== PROVIDED MATERIAL ==
◇ ◇ ◇

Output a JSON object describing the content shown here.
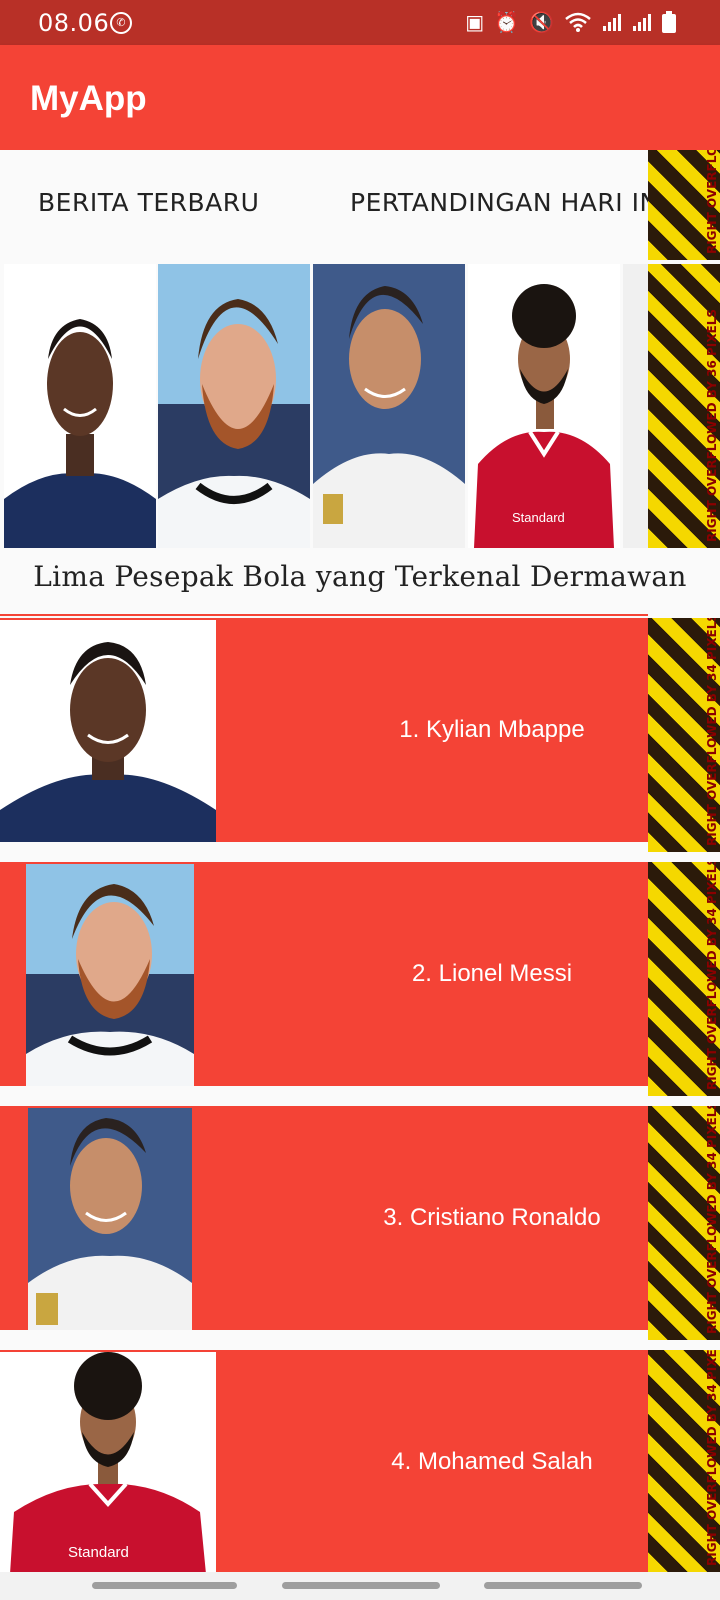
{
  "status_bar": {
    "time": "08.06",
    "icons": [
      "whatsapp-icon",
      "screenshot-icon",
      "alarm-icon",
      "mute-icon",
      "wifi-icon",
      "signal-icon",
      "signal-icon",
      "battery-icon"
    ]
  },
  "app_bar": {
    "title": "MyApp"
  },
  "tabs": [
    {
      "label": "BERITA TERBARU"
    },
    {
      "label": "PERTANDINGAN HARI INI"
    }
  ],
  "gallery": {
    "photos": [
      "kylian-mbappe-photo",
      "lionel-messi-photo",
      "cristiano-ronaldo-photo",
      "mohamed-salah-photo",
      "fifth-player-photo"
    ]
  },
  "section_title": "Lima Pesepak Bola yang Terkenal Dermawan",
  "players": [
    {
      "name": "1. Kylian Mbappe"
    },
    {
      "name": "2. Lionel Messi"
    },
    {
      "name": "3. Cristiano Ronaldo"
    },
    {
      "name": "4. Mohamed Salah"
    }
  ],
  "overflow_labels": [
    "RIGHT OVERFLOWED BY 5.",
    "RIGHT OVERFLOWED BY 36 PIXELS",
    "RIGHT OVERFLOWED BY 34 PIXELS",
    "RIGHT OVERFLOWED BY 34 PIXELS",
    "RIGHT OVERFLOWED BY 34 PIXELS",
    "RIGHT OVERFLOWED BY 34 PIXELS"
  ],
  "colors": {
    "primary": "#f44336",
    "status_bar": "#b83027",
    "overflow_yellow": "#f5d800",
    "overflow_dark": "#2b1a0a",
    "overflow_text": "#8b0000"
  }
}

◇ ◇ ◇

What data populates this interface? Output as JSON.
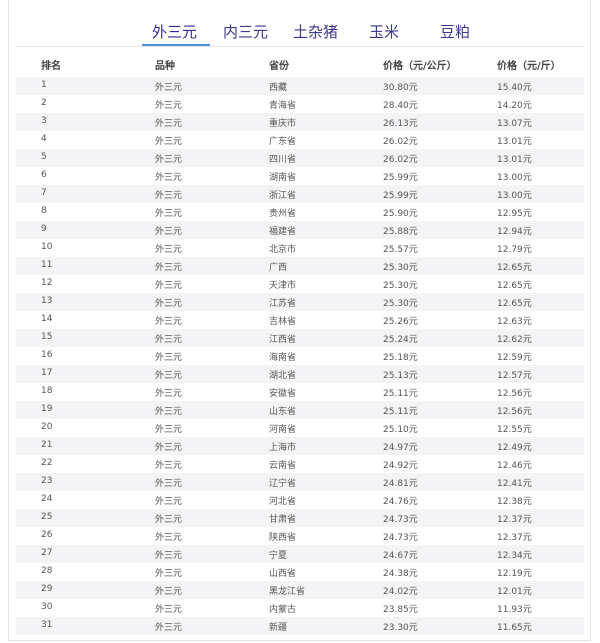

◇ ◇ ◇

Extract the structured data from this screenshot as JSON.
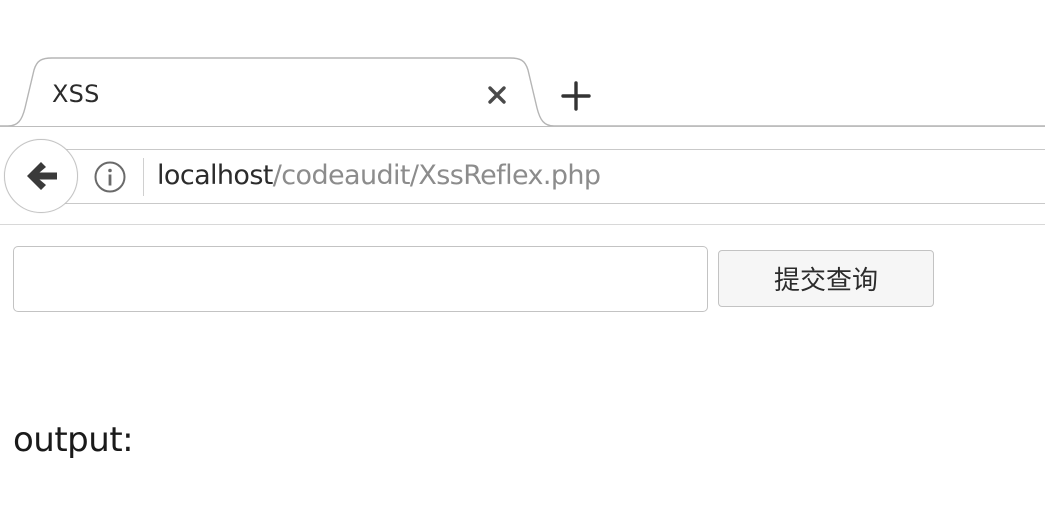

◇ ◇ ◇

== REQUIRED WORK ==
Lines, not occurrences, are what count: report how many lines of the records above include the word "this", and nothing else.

== EXERCISE RESULT ==
2